- THE DATA
====

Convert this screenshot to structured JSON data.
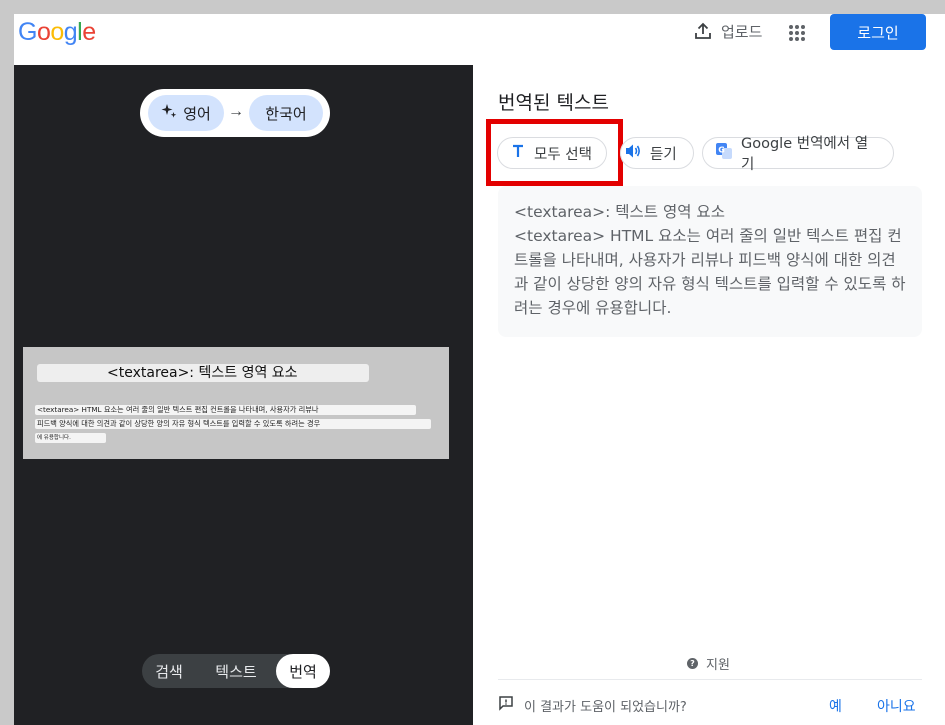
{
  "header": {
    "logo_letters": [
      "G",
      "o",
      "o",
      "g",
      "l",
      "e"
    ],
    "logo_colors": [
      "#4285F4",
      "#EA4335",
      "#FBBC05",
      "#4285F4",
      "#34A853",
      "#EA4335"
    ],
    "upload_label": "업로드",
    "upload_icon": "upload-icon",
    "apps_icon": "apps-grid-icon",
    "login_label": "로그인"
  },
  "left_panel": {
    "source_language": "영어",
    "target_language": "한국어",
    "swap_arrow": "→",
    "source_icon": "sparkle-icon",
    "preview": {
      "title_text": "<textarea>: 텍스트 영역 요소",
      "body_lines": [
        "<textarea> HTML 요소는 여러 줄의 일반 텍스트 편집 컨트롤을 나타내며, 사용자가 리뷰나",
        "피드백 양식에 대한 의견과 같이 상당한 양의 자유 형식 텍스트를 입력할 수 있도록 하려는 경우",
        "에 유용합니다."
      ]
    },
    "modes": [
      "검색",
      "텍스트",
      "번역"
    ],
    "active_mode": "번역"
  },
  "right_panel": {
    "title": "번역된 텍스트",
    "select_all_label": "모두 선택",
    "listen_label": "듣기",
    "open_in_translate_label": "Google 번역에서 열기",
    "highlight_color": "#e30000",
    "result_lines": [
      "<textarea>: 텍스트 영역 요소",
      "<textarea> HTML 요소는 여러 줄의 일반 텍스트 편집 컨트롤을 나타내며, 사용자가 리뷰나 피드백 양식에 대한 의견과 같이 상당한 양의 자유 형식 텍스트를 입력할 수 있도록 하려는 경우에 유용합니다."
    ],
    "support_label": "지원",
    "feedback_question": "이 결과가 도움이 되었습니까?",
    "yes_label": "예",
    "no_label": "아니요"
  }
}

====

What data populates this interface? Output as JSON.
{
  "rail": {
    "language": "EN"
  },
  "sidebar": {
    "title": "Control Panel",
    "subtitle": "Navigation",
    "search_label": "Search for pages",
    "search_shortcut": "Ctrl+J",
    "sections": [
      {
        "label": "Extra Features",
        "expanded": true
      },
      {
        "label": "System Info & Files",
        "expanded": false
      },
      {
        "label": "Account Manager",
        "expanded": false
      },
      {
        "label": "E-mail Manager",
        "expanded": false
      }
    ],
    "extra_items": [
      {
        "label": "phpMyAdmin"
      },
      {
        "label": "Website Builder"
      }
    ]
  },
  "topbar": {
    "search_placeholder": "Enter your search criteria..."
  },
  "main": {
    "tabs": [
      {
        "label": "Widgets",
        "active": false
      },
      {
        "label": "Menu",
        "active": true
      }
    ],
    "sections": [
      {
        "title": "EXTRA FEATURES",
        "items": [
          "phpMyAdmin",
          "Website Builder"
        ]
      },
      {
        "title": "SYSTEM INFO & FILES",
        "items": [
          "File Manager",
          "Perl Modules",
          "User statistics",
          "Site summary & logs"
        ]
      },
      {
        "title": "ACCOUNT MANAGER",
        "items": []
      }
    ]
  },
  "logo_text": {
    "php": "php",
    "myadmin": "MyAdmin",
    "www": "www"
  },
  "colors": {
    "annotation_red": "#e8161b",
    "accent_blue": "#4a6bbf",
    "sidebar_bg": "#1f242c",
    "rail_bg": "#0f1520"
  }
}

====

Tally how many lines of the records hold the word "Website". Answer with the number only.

2